[Dataset excerpts]
━━━━━━━━
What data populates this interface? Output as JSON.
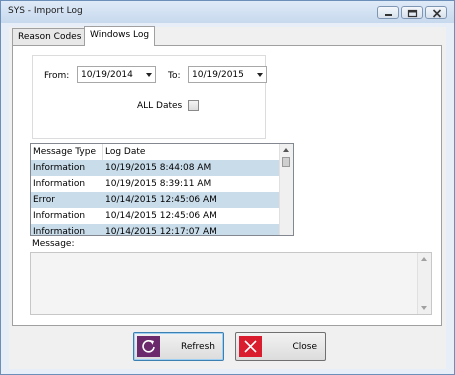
{
  "window": {
    "title": "SYS - Import Log"
  },
  "tabs": [
    {
      "label": "Reason Codes",
      "active": false
    },
    {
      "label": "Windows Log",
      "active": true
    }
  ],
  "filters": {
    "from_label": "From:",
    "from_value": "10/19/2014",
    "to_label": "To:",
    "to_value": "10/19/2015",
    "all_dates_label": "ALL Dates",
    "all_dates_checked": false
  },
  "log_table": {
    "columns": [
      "Message Type",
      "Log Date"
    ],
    "rows": [
      {
        "type": "Information",
        "date": "10/19/2015 8:44:08 AM"
      },
      {
        "type": "Information",
        "date": "10/19/2015 8:39:11 AM"
      },
      {
        "type": "Error",
        "date": "10/14/2015 12:45:06 AM"
      },
      {
        "type": "Information",
        "date": "10/14/2015 12:45:06 AM"
      },
      {
        "type": "Information",
        "date": "10/14/2015 12:17:07 AM"
      }
    ]
  },
  "message": {
    "label": "Message:",
    "value": ""
  },
  "buttons": {
    "refresh_label": "Refresh",
    "close_label": "Close"
  },
  "colors": {
    "row_highlight": "#c9dcea",
    "refresh_icon_bg": "#6a2a6b",
    "close_icon_bg": "#d91c2e"
  },
  "icons": {
    "minimize": "minimize-icon",
    "maximize": "maximize-icon",
    "close": "close-window-icon",
    "refresh": "refresh-icon",
    "close_button": "x-icon"
  }
}
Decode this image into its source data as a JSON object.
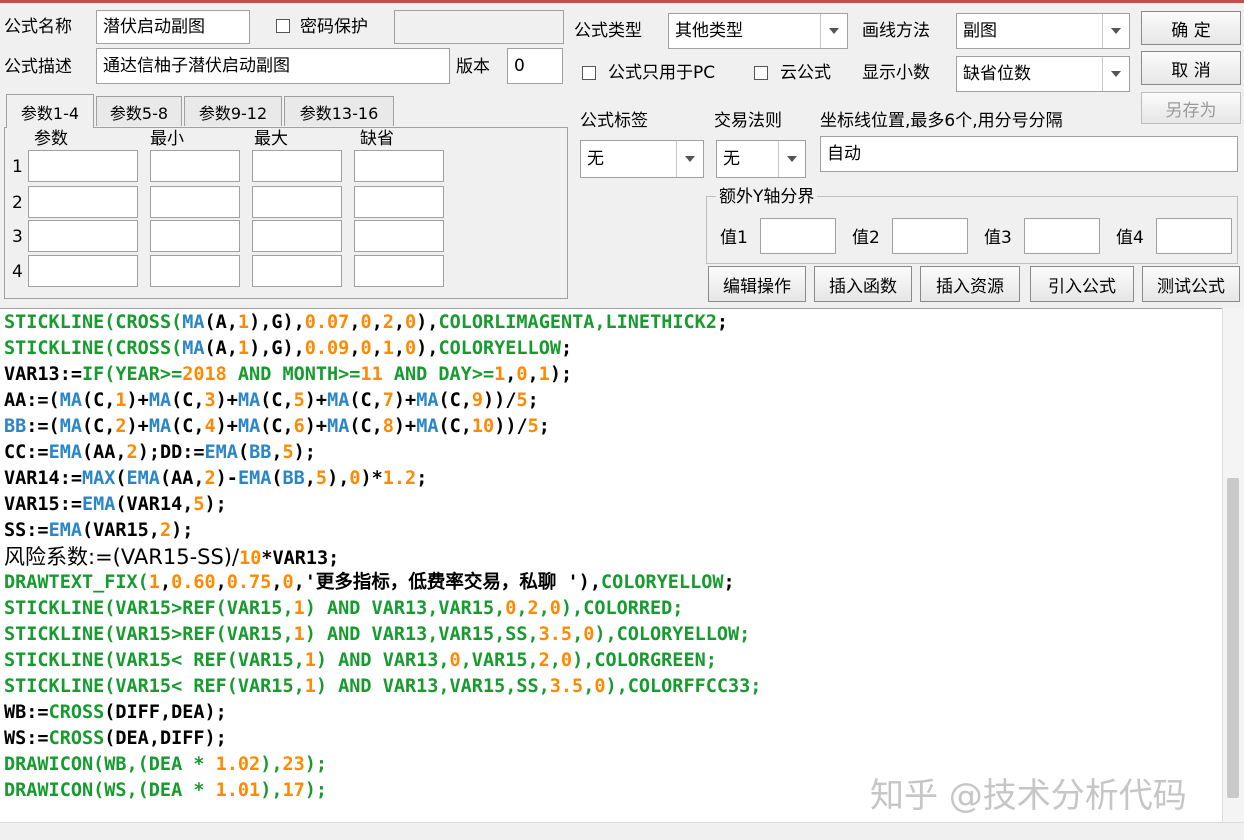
{
  "colors": {
    "code_green": "#179b2f",
    "code_blue": "#2b86c8",
    "code_orange": "#ff8a00",
    "code_text": "#000000",
    "accent_line": "#c0504d"
  },
  "header": {
    "name_label": "公式名称",
    "name_value": "潜伏启动副图",
    "password_label": "密码保护",
    "password_value": "",
    "desc_label": "公式描述",
    "desc_value": "通达信柚子潜伏启动副图",
    "version_label": "版本",
    "version_value": "0",
    "type_label": "公式类型",
    "type_value": "其他类型",
    "draw_label": "画线方法",
    "draw_value": "副图",
    "pc_only_label": "公式只用于PC",
    "cloud_label": "云公式",
    "decimal_label": "显示小数",
    "decimal_value": "缺省位数",
    "ok_label": "确  定",
    "cancel_label": "取  消",
    "saveas_label": "另存为"
  },
  "params": {
    "tabs": [
      "参数1-4",
      "参数5-8",
      "参数9-12",
      "参数13-16"
    ],
    "columns": [
      "参数",
      "最小",
      "最大",
      "缺省"
    ],
    "rows": [
      "1",
      "2",
      "3",
      "4"
    ]
  },
  "right_panel": {
    "tag_label": "公式标签",
    "tag_value": "无",
    "rule_label": "交易法则",
    "rule_value": "无",
    "coord_label": "坐标线位置,最多6个,用分号分隔",
    "coord_value": "自动",
    "yaxis_group": "额外Y轴分界",
    "v1_label": "值1",
    "v2_label": "值2",
    "v3_label": "值3",
    "v4_label": "值4",
    "buttons": [
      "编辑操作",
      "插入函数",
      "插入资源",
      "引入公式",
      "测试公式"
    ]
  },
  "code": [
    [
      [
        "STICKLINE(",
        "g"
      ],
      [
        "CROSS(",
        "g"
      ],
      [
        "MA",
        "b"
      ],
      [
        "(A,",
        "k"
      ],
      [
        "1",
        "o"
      ],
      [
        "),G),",
        "k"
      ],
      [
        "0.07",
        "o"
      ],
      [
        ",",
        "k"
      ],
      [
        "0",
        "o"
      ],
      [
        ",",
        "k"
      ],
      [
        "2",
        "o"
      ],
      [
        ",",
        "k"
      ],
      [
        "0",
        "o"
      ],
      [
        "),",
        "k"
      ],
      [
        "COLORLIMAGENTA,LINETHICK2",
        "g"
      ],
      [
        ";",
        "k"
      ]
    ],
    [
      [
        "STICKLINE(",
        "g"
      ],
      [
        "CROSS(",
        "g"
      ],
      [
        "MA",
        "b"
      ],
      [
        "(A,",
        "k"
      ],
      [
        "1",
        "o"
      ],
      [
        "),G),",
        "k"
      ],
      [
        "0.09",
        "o"
      ],
      [
        ",",
        "k"
      ],
      [
        "0",
        "o"
      ],
      [
        ",",
        "k"
      ],
      [
        "1",
        "o"
      ],
      [
        ",",
        "k"
      ],
      [
        "0",
        "o"
      ],
      [
        "),",
        "k"
      ],
      [
        "COLORYELLOW",
        "g"
      ],
      [
        ";",
        "k"
      ]
    ],
    [
      [
        "VAR13:=",
        "k"
      ],
      [
        "IF(YEAR>=",
        "g"
      ],
      [
        "2018",
        "o"
      ],
      [
        " AND MONTH>=",
        "g"
      ],
      [
        "11",
        "o"
      ],
      [
        " AND DAY>=",
        "g"
      ],
      [
        "1",
        "o"
      ],
      [
        ",",
        "k"
      ],
      [
        "0",
        "o"
      ],
      [
        ",",
        "k"
      ],
      [
        "1",
        "o"
      ],
      [
        ");",
        "k"
      ]
    ],
    [
      [
        "AA:=(",
        "k"
      ],
      [
        "MA",
        "b"
      ],
      [
        "(C,",
        "k"
      ],
      [
        "1",
        "o"
      ],
      [
        ")+",
        "k"
      ],
      [
        "MA",
        "b"
      ],
      [
        "(C,",
        "k"
      ],
      [
        "3",
        "o"
      ],
      [
        ")+",
        "k"
      ],
      [
        "MA",
        "b"
      ],
      [
        "(C,",
        "k"
      ],
      [
        "5",
        "o"
      ],
      [
        ")+",
        "k"
      ],
      [
        "MA",
        "b"
      ],
      [
        "(C,",
        "k"
      ],
      [
        "7",
        "o"
      ],
      [
        ")+",
        "k"
      ],
      [
        "MA",
        "b"
      ],
      [
        "(C,",
        "k"
      ],
      [
        "9",
        "o"
      ],
      [
        "))/",
        "k"
      ],
      [
        "5",
        "o"
      ],
      [
        ";",
        "k"
      ]
    ],
    [
      [
        "BB",
        "b"
      ],
      [
        ":=(",
        "k"
      ],
      [
        "MA",
        "b"
      ],
      [
        "(C,",
        "k"
      ],
      [
        "2",
        "o"
      ],
      [
        ")+",
        "k"
      ],
      [
        "MA",
        "b"
      ],
      [
        "(C,",
        "k"
      ],
      [
        "4",
        "o"
      ],
      [
        ")+",
        "k"
      ],
      [
        "MA",
        "b"
      ],
      [
        "(C,",
        "k"
      ],
      [
        "6",
        "o"
      ],
      [
        ")+",
        "k"
      ],
      [
        "MA",
        "b"
      ],
      [
        "(C,",
        "k"
      ],
      [
        "8",
        "o"
      ],
      [
        ")+",
        "k"
      ],
      [
        "MA",
        "b"
      ],
      [
        "(C,",
        "k"
      ],
      [
        "10",
        "o"
      ],
      [
        "))/",
        "k"
      ],
      [
        "5",
        "o"
      ],
      [
        ";",
        "k"
      ]
    ],
    [
      [
        "CC:=",
        "k"
      ],
      [
        "EMA",
        "b"
      ],
      [
        "(AA,",
        "k"
      ],
      [
        "2",
        "o"
      ],
      [
        ");DD:=",
        "k"
      ],
      [
        "EMA",
        "b"
      ],
      [
        "(",
        "k"
      ],
      [
        "BB",
        "b"
      ],
      [
        ",",
        "k"
      ],
      [
        "5",
        "o"
      ],
      [
        ");",
        "k"
      ]
    ],
    [
      [
        "VAR14:=",
        "k"
      ],
      [
        "MAX",
        "b"
      ],
      [
        "(",
        "k"
      ],
      [
        "EMA",
        "b"
      ],
      [
        "(AA,",
        "k"
      ],
      [
        "2",
        "o"
      ],
      [
        ")-",
        "k"
      ],
      [
        "EMA",
        "b"
      ],
      [
        "(",
        "k"
      ],
      [
        "BB",
        "b"
      ],
      [
        ",",
        "k"
      ],
      [
        "5",
        "o"
      ],
      [
        "),",
        "k"
      ],
      [
        "0",
        "o"
      ],
      [
        ")*",
        "k"
      ],
      [
        "1.2",
        "o"
      ],
      [
        ";",
        "k"
      ]
    ],
    [
      [
        "VAR15:=",
        "k"
      ],
      [
        "EMA",
        "b"
      ],
      [
        "(VAR14,",
        "k"
      ],
      [
        "5",
        "o"
      ],
      [
        ");",
        "k"
      ]
    ],
    [
      [
        "SS:=",
        "k"
      ],
      [
        "EMA",
        "b"
      ],
      [
        "(VAR15,",
        "k"
      ],
      [
        "2",
        "o"
      ],
      [
        ");",
        "k"
      ]
    ],
    [
      [
        "风险系数:=(VAR15-SS)/",
        "k"
      ],
      [
        "10",
        "o"
      ],
      [
        "*VAR13;",
        "k"
      ]
    ],
    [
      [
        "DRAWTEXT_FIX(",
        "g"
      ],
      [
        "1",
        "o"
      ],
      [
        ",",
        "k"
      ],
      [
        "0.60",
        "o"
      ],
      [
        ",",
        "k"
      ],
      [
        "0.75",
        "o"
      ],
      [
        ",",
        "k"
      ],
      [
        "0",
        "o"
      ],
      [
        ",'更多指标，低费率交易，私聊 '),",
        "k"
      ],
      [
        "COLORYELLOW",
        "g"
      ],
      [
        ";",
        "k"
      ]
    ],
    [
      [
        "STICKLINE(VAR15>REF(VAR15,",
        "g"
      ],
      [
        "1",
        "o"
      ],
      [
        ") AND VAR13,VAR15,",
        "g"
      ],
      [
        "0",
        "o"
      ],
      [
        ",",
        "g"
      ],
      [
        "2",
        "o"
      ],
      [
        ",",
        "g"
      ],
      [
        "0",
        "o"
      ],
      [
        "),COLORRED;",
        "g"
      ]
    ],
    [
      [
        "STICKLINE(VAR15>REF(VAR15,",
        "g"
      ],
      [
        "1",
        "o"
      ],
      [
        ") AND VAR13,VAR15,SS,",
        "g"
      ],
      [
        "3.5",
        "o"
      ],
      [
        ",",
        "g"
      ],
      [
        "0",
        "o"
      ],
      [
        "),COLORYELLOW;",
        "g"
      ]
    ],
    [
      [
        "STICKLINE(VAR15< REF(VAR15,",
        "g"
      ],
      [
        "1",
        "o"
      ],
      [
        ") AND VAR13,",
        "g"
      ],
      [
        "0",
        "o"
      ],
      [
        ",VAR15,",
        "g"
      ],
      [
        "2",
        "o"
      ],
      [
        ",",
        "g"
      ],
      [
        "0",
        "o"
      ],
      [
        "),COLORGREEN;",
        "g"
      ]
    ],
    [
      [
        "STICKLINE(VAR15< REF(VAR15,",
        "g"
      ],
      [
        "1",
        "o"
      ],
      [
        ") AND VAR13,VAR15,SS,",
        "g"
      ],
      [
        "3.5",
        "o"
      ],
      [
        ",",
        "g"
      ],
      [
        "0",
        "o"
      ],
      [
        "),COLORFFCC33;",
        "g"
      ]
    ],
    [
      [
        "WB:=",
        "k"
      ],
      [
        "CROSS",
        "g"
      ],
      [
        "(DIFF,DEA);",
        "k"
      ]
    ],
    [
      [
        "WS:=",
        "k"
      ],
      [
        "CROSS",
        "g"
      ],
      [
        "(DEA,DIFF);",
        "k"
      ]
    ],
    [
      [
        "DRAWICON(WB,(DEA * ",
        "g"
      ],
      [
        "1.02",
        "o"
      ],
      [
        "),",
        "g"
      ],
      [
        "23",
        "o"
      ],
      [
        ");",
        "g"
      ]
    ],
    [
      [
        "DRAWICON(WS,(DEA * ",
        "g"
      ],
      [
        "1.01",
        "o"
      ],
      [
        "),",
        "g"
      ],
      [
        "17",
        "o"
      ],
      [
        ");",
        "g"
      ]
    ]
  ],
  "watermark": "知乎 @技术分析代码"
}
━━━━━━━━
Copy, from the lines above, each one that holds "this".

● THE ANSWER
What data populates this interface? Output as JSON.
Decode this image into its source data as a JSON object.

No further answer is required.